http://www.goldcoast.com.au/article/201 ... -news.html
Dog DNA proves Coast council wrong
Melinda Marshall | July 15th, 2010
Rangi Nikau and her children Deaze and Shylah Waikai await the return their dogs Whero and Mau which were seized by the Gold Coast City Council when it was thought they were pit bulls Picture: MICHAEL ROSS
A PUSH is on to use DNA testing to identify dangerous dog breeds after testing found two Gold Coast dogs on death row were not a restricted breed.
A Coomera family has been torn apart after the Gold Coast City Council identified their dogs as outlawed American pit bulls.
Rangi Nikau and her children were supposed to join husband and father Mete Waikai in Melbourne last month after the construction worker moved there to find work.
But they have stayed on the Coast while they wait to find out if their dogs, Whero and Mau, would be destroyed.
The council seized the dogs on May 19 and ordered them to be destroyed.
The family appealed against the decision and last week lodged DNA tests conducted by a private company to support their case.
The $299 tests by the Melbourne lab revealed that Whero was a golden retriever/Boston terrier cross and Mau was a Staffordshire bull terrier/boxer cross, which are both legal crossbreeds.
Ms Nikau said the council should have to conduct DNA tests before seizing a dog, rather than relying on the 22-point visual marker test used to identify pit bulls.
"I felt deceived that they could just look at a dog and say that's an American pit bull without having any evidentiary support or documentation," she said.
She said the dogs were seized after neighbours rang the council when Mau got loose, but she said neither dog had ever attacked anyone.
Her children, Shylah, 9, and Deaze, 5, should have been starting the second semester of the school year in Melbourne, but instead have returned to their Gold Coast school.
"My two kids are asking me, 'Mum where are the dogs?' And I tell them they've just gone on a holiday," she said.
She said it was depressing to see the dogs locked up at the Coombabah pound, where she has visited them almost daily.
"I don't know if the council realise that dogs aren't dogs to us, they're more our family," she said.
A council spokesman confirmed the DNA tests had been received and the case would be processed within a fortnight.
The council's animal management boss Bob La Castra backed DNA testing in principle.
"I think there's a strong argument for us doing DNA tests because that's the only way to be 100 per cent sure," he said.
"Unless there's a reason why we shouldn't, then that should be looked at very seriously."
He said there could be a case for compensation.
"If we find that the DNA testing shows that these dogs are not a banned breed, then I certainly think that council needs to look very, very closely at any cost that's been incurred by the owners," he said.

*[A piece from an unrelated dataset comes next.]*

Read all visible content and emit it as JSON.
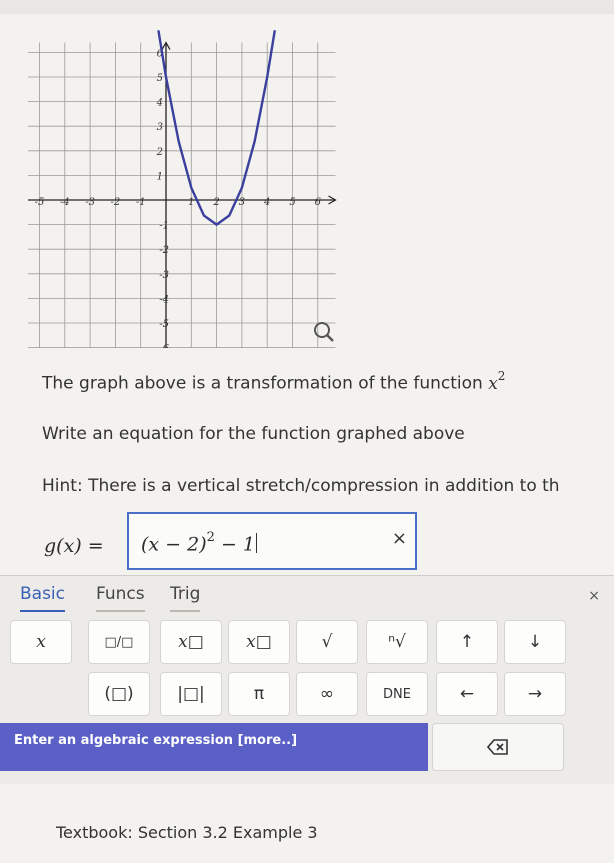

"The other side of the coin is we've got a duty and we could be seen as being negligent if we don't act on what our officers are trained to identify (by seizing the dogs)."